EXERCISE.
Word for word, copy out every line of the records, omitting each picture.

- - - - -

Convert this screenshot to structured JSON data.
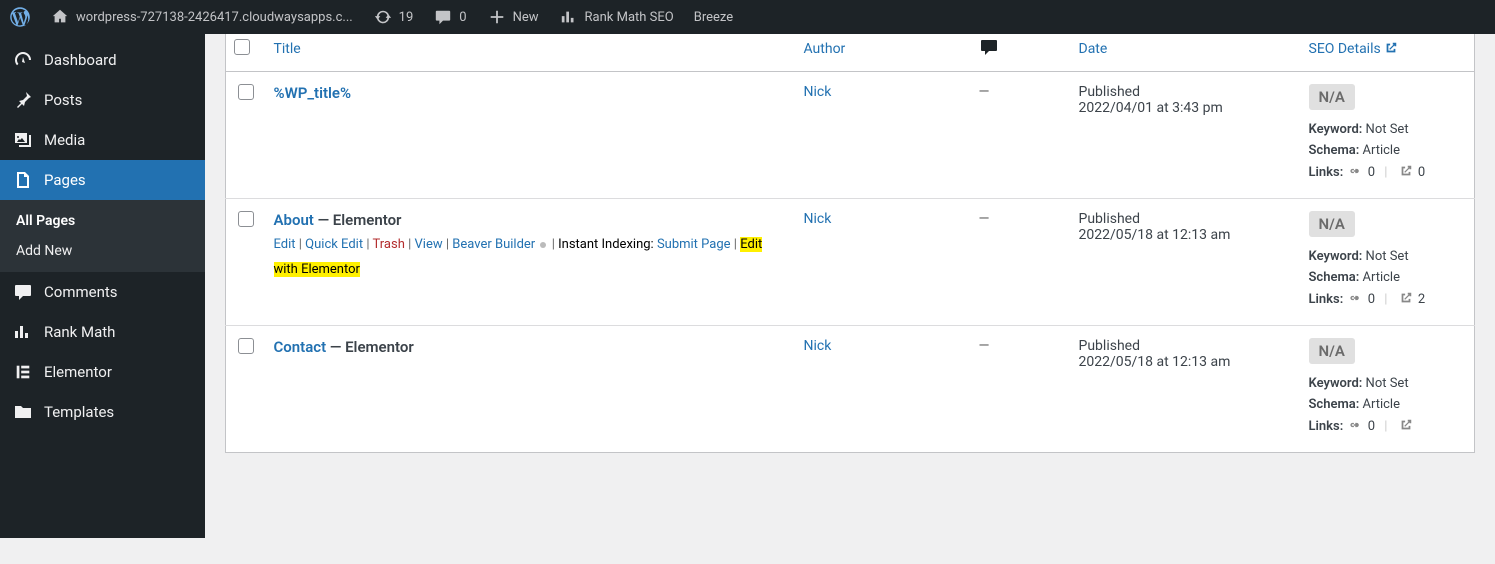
{
  "toolbar": {
    "site_label": "wordpress-727138-2426417.cloudwaysapps.c...",
    "update_count": "19",
    "comment_count": "0",
    "new_label": "New",
    "rankmath_label": "Rank Math SEO",
    "breeze_label": "Breeze"
  },
  "sidebar": {
    "dashboard": "Dashboard",
    "posts": "Posts",
    "media": "Media",
    "pages": "Pages",
    "all_pages": "All Pages",
    "add_new": "Add New",
    "comments": "Comments",
    "rank_math": "Rank Math",
    "elementor": "Elementor",
    "templates": "Templates"
  },
  "table": {
    "headers": {
      "title": "Title",
      "author": "Author",
      "date": "Date",
      "seo": "SEO Details"
    },
    "rows": [
      {
        "title": "%WP_title%",
        "state": "",
        "author": "Nick",
        "comments": "—",
        "date_status": "Published",
        "date": "2022/04/01 at 3:43 pm",
        "seo": {
          "badge": "N/A",
          "keyword": "Not Set",
          "schema": "Article",
          "int": "0",
          "ext": "0"
        }
      },
      {
        "title": "About",
        "state": " — Elementor",
        "author": "Nick",
        "comments": "—",
        "date_status": "Published",
        "date": "2022/05/18 at 12:13 am",
        "seo": {
          "badge": "N/A",
          "keyword": "Not Set",
          "schema": "Article",
          "int": "0",
          "ext": "2"
        },
        "actions": {
          "edit": "Edit",
          "quick": "Quick Edit",
          "trash": "Trash",
          "view": "View",
          "bb": "Beaver Builder",
          "ii": "Instant Indexing:",
          "submit": "Submit Page",
          "ewe": "Edit with Elementor"
        }
      },
      {
        "title": "Contact",
        "state": " — Elementor",
        "author": "Nick",
        "comments": "—",
        "date_status": "Published",
        "date": "2022/05/18 at 12:13 am",
        "seo": {
          "badge": "N/A",
          "keyword": "Not Set",
          "schema": "Article",
          "int": "0",
          "ext": ""
        }
      }
    ]
  },
  "seo_labels": {
    "keyword": "Keyword:",
    "schema": "Schema:",
    "links": "Links:"
  }
}
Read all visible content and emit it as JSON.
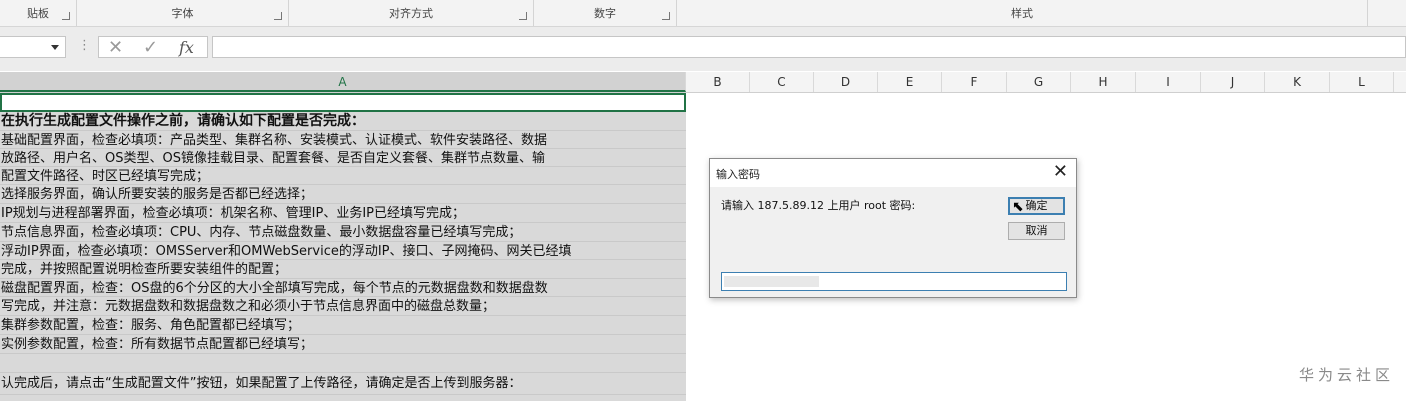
{
  "ribbon": {
    "groups": [
      "贴板",
      "字体",
      "对齐方式",
      "数字",
      "样式"
    ]
  },
  "formula_bar": {
    "cancel_glyph": "✕",
    "enter_glyph": "✓",
    "fx_label": "fx",
    "dots": "⋮",
    "formula_value": ""
  },
  "columns": [
    "A",
    "B",
    "C",
    "D",
    "E",
    "F",
    "G",
    "H",
    "I",
    "J",
    "K",
    "L"
  ],
  "sheet": {
    "rows": [
      "在执行生成配置文件操作之前，请确认如下配置是否完成：",
      "基础配置界面，检查必填项：产品类型、集群名称、安装模式、认证模式、软件安装路径、数据",
      "放路径、用户名、OS类型、OS镜像挂载目录、配置套餐、是否自定义套餐、集群节点数量、输",
      "配置文件路径、时区已经填写完成；",
      "选择服务界面，确认所要安装的服务是否都已经选择；",
      "IP规划与进程部署界面，检查必填项：机架名称、管理IP、业务IP已经填写完成；",
      "节点信息界面，检查必填项：CPU、内存、节点磁盘数量、最小数据盘容量已经填写完成；",
      "浮动IP界面，检查必填项：OMSServer和OMWebService的浮动IP、接口、子网掩码、网关已经填",
      "完成，并按照配置说明检查所要安装组件的配置；",
      "磁盘配置界面，检查：OS盘的6个分区的大小全部填写完成，每个节点的元数据盘数和数据盘数",
      "写完成，并注意：元数据盘数和数据盘数之和必须小于节点信息界面中的磁盘总数量；",
      "集群参数配置，检查：服务、角色配置都已经填写；",
      "实例参数配置，检查：所有数据节点配置都已经填写；",
      "",
      "认完成后，请点击“生成配置文件”按钮，如果配置了上传路径，请确定是否上传到服务器："
    ]
  },
  "dialog": {
    "title": "输入密码",
    "close_glyph": "✕",
    "prompt": "请输入 187.5.89.12 上用户 root 密码:",
    "ok_label": "确定",
    "cancel_label": "取消",
    "password_value": ""
  },
  "watermark": "华为云社区"
}
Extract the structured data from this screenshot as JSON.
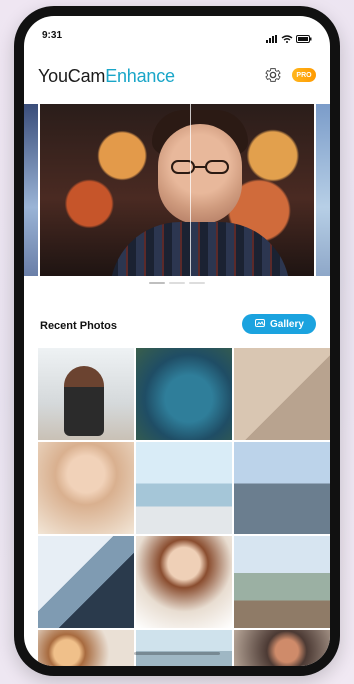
{
  "status_bar": {
    "time": "9:31"
  },
  "app_bar": {
    "brand_part1": "YouCam",
    "brand_part2": "Enhance",
    "pro_badge": "PRO",
    "icons": [
      "gear-icon"
    ]
  },
  "hero": {
    "pager": {
      "pages": 3,
      "active_index": 0
    }
  },
  "recent": {
    "title": "Recent Photos",
    "gallery_label": "Gallery",
    "photos": [
      "photo-1",
      "photo-2",
      "photo-3",
      "photo-4",
      "photo-5",
      "photo-6",
      "photo-7",
      "photo-8",
      "photo-9",
      "photo-10",
      "photo-11",
      "photo-12"
    ]
  },
  "colors": {
    "accent_blue": "#1ba3df",
    "brand_teal": "#1aa6c8",
    "pro_orange": "#ffb61e"
  }
}
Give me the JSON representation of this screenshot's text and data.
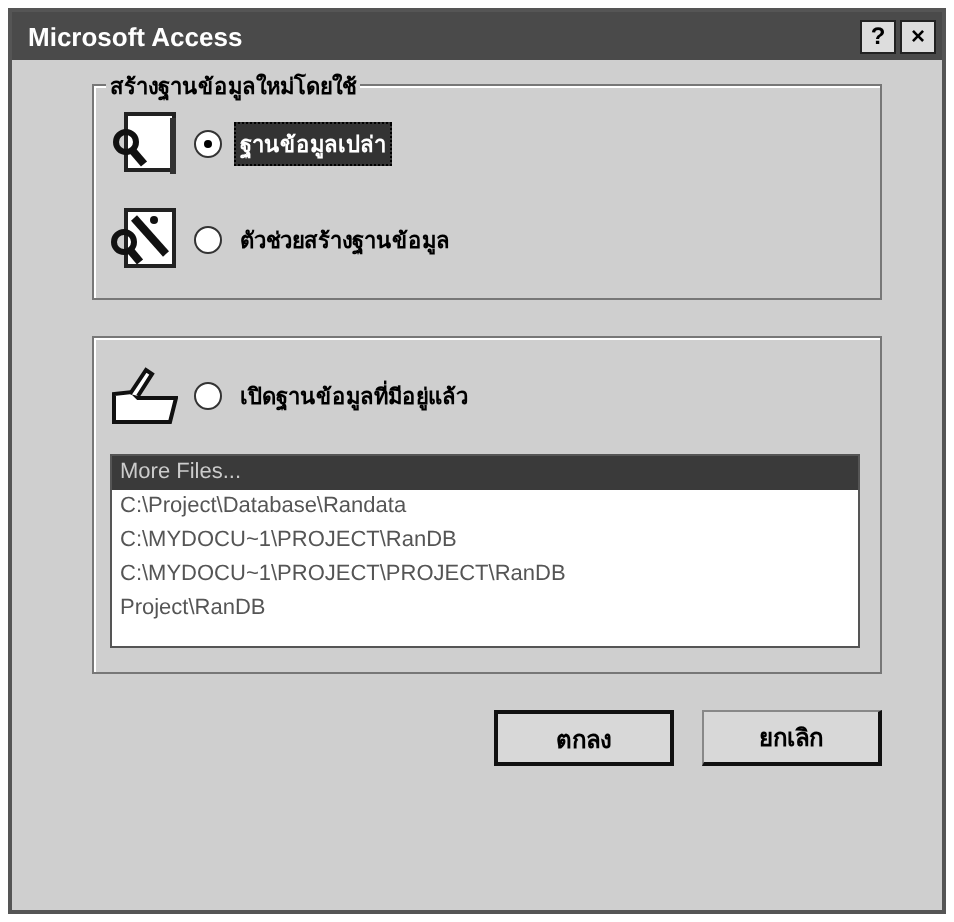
{
  "window": {
    "title": "Microsoft Access"
  },
  "title_buttons": [
    "?",
    "×"
  ],
  "new_group": {
    "label": "สร้างฐานข้อมูลใหม่โดยใช้",
    "options": [
      {
        "kind": "blank",
        "label": "ฐานข้อมูลเปล่า",
        "selected": true
      },
      {
        "kind": "wizard",
        "label": "ตัวช่วยสร้างฐานข้อมูล",
        "selected": false
      }
    ]
  },
  "open_group": {
    "option": {
      "label": "เปิดฐานข้อมูลที่มีอยู่แล้ว",
      "selected": false
    },
    "files": [
      {
        "label": "More Files...",
        "selected": true
      },
      {
        "label": "C:\\Project\\Database\\Randata",
        "selected": false
      },
      {
        "label": "C:\\MYDOCU~1\\PROJECT\\RanDB",
        "selected": false
      },
      {
        "label": "C:\\MYDOCU~1\\PROJECT\\PROJECT\\RanDB",
        "selected": false
      },
      {
        "label": "Project\\RanDB",
        "selected": false
      }
    ]
  },
  "buttons": [
    {
      "label": "ตกลง",
      "default": true
    },
    {
      "label": "ยกเลิก",
      "default": false
    }
  ]
}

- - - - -

RESPONSE BOX.
Convert this screenshot to structured JSON data.
{
  "toolbar": {
    "site_label": "wordpress-727138-2426417.cloudwaysapps.c...",
    "update_count": "19",
    "comment_count": "0",
    "new_label": "New",
    "rankmath_label": "Rank Math SEO",
    "breeze_label": "Breeze"
  },
  "sidebar": {
    "dashboard": "Dashboard",
    "posts": "Posts",
    "media": "Media",
    "pages": "Pages",
    "all_pages": "All Pages",
    "add_new": "Add New",
    "comments": "Comments",
    "rank_math": "Rank Math",
    "elementor": "Elementor",
    "templates": "Templates"
  },
  "table": {
    "headers": {
      "title": "Title",
      "author": "Author",
      "date": "Date",
      "seo": "SEO Details"
    },
    "rows": [
      {
        "title": "%WP_title%",
        "state": "",
        "author": "Nick",
        "comments": "—",
        "date_status": "Published",
        "date": "2022/04/01 at 3:43 pm",
        "seo": {
          "badge": "N/A",
          "keyword": "Not Set",
          "schema": "Article",
          "int": "0",
          "ext": "0"
        }
      },
      {
        "title": "About",
        "state": " — Elementor",
        "author": "Nick",
        "comments": "—",
        "date_status": "Published",
        "date": "2022/05/18 at 12:13 am",
        "seo": {
          "badge": "N/A",
          "keyword": "Not Set",
          "schema": "Article",
          "int": "0",
          "ext": "2"
        },
        "actions": {
          "edit": "Edit",
          "quick": "Quick Edit",
          "trash": "Trash",
          "view": "View",
          "bb": "Beaver Builder",
          "ii": "Instant Indexing:",
          "submit": "Submit Page",
          "ewe": "Edit with Elementor"
        }
      },
      {
        "title": "Contact",
        "state": " — Elementor",
        "author": "Nick",
        "comments": "—",
        "date_status": "Published",
        "date": "2022/05/18 at 12:13 am",
        "seo": {
          "badge": "N/A",
          "keyword": "Not Set",
          "schema": "Article",
          "int": "0",
          "ext": ""
        }
      }
    ]
  },
  "seo_labels": {
    "keyword": "Keyword:",
    "schema": "Schema:",
    "links": "Links:"
  }
}
Read all visible content and emit it as JSON.
{
  "ribbon": {
    "groups": [
      "贴板",
      "字体",
      "对齐方式",
      "数字",
      "样式"
    ]
  },
  "formula_bar": {
    "cancel_glyph": "✕",
    "enter_glyph": "✓",
    "fx_label": "fx",
    "dots": "⋮",
    "formula_value": ""
  },
  "columns": [
    "A",
    "B",
    "C",
    "D",
    "E",
    "F",
    "G",
    "H",
    "I",
    "J",
    "K",
    "L"
  ],
  "sheet": {
    "rows": [
      "在执行生成配置文件操作之前，请确认如下配置是否完成：",
      "基础配置界面，检查必填项：产品类型、集群名称、安装模式、认证模式、软件安装路径、数据",
      "放路径、用户名、OS类型、OS镜像挂载目录、配置套餐、是否自定义套餐、集群节点数量、输",
      "配置文件路径、时区已经填写完成；",
      "选择服务界面，确认所要安装的服务是否都已经选择；",
      "IP规划与进程部署界面，检查必填项：机架名称、管理IP、业务IP已经填写完成；",
      "节点信息界面，检查必填项：CPU、内存、节点磁盘数量、最小数据盘容量已经填写完成；",
      "浮动IP界面，检查必填项：OMSServer和OMWebService的浮动IP、接口、子网掩码、网关已经填",
      "完成，并按照配置说明检查所要安装组件的配置；",
      "磁盘配置界面，检查：OS盘的6个分区的大小全部填写完成，每个节点的元数据盘数和数据盘数",
      "写完成，并注意：元数据盘数和数据盘数之和必须小于节点信息界面中的磁盘总数量；",
      "集群参数配置，检查：服务、角色配置都已经填写；",
      "实例参数配置，检查：所有数据节点配置都已经填写；",
      "",
      "认完成后，请点击“生成配置文件”按钮，如果配置了上传路径，请确定是否上传到服务器："
    ]
  },
  "dialog": {
    "title": "输入密码",
    "close_glyph": "✕",
    "prompt": "请输入 187.5.89.12 上用户 root 密码:",
    "ok_label": "确定",
    "cancel_label": "取消",
    "password_value": ""
  },
  "watermark": "华为云社区"
}
Extract the structured data from this screenshot as JSON.
{
  "status_bar": {
    "time": "9:31"
  },
  "app_bar": {
    "brand_part1": "YouCam",
    "brand_part2": "Enhance",
    "pro_badge": "PRO",
    "icons": [
      "gear-icon"
    ]
  },
  "hero": {
    "pager": {
      "pages": 3,
      "active_index": 0
    }
  },
  "recent": {
    "title": "Recent Photos",
    "gallery_label": "Gallery",
    "photos": [
      "photo-1",
      "photo-2",
      "photo-3",
      "photo-4",
      "photo-5",
      "photo-6",
      "photo-7",
      "photo-8",
      "photo-9",
      "photo-10",
      "photo-11",
      "photo-12"
    ]
  },
  "colors": {
    "accent_blue": "#1ba3df",
    "brand_teal": "#1aa6c8",
    "pro_orange": "#ffb61e"
  }
}
Give me the JSON representation of this screenshot's text and data.
{
  "window": {
    "title": "Microsoft Access"
  },
  "title_buttons": [
    "?",
    "×"
  ],
  "new_group": {
    "label": "สร้างฐานข้อมูลใหม่โดยใช้",
    "options": [
      {
        "kind": "blank",
        "label": "ฐานข้อมูลเปล่า",
        "selected": true
      },
      {
        "kind": "wizard",
        "label": "ตัวช่วยสร้างฐานข้อมูล",
        "selected": false
      }
    ]
  },
  "open_group": {
    "option": {
      "label": "เปิดฐานข้อมูลที่มีอยู่แล้ว",
      "selected": false
    },
    "files": [
      {
        "label": "More Files...",
        "selected": true
      },
      {
        "label": "C:\\Project\\Database\\Randata",
        "selected": false
      },
      {
        "label": "C:\\MYDOCU~1\\PROJECT\\RanDB",
        "selected": false
      },
      {
        "label": "C:\\MYDOCU~1\\PROJECT\\PROJECT\\RanDB",
        "selected": false
      },
      {
        "label": "Project\\RanDB",
        "selected": false
      }
    ]
  },
  "buttons": [
    {
      "label": "ตกลง",
      "default": true
    },
    {
      "label": "ยกเลิก",
      "default": false
    }
  ]
}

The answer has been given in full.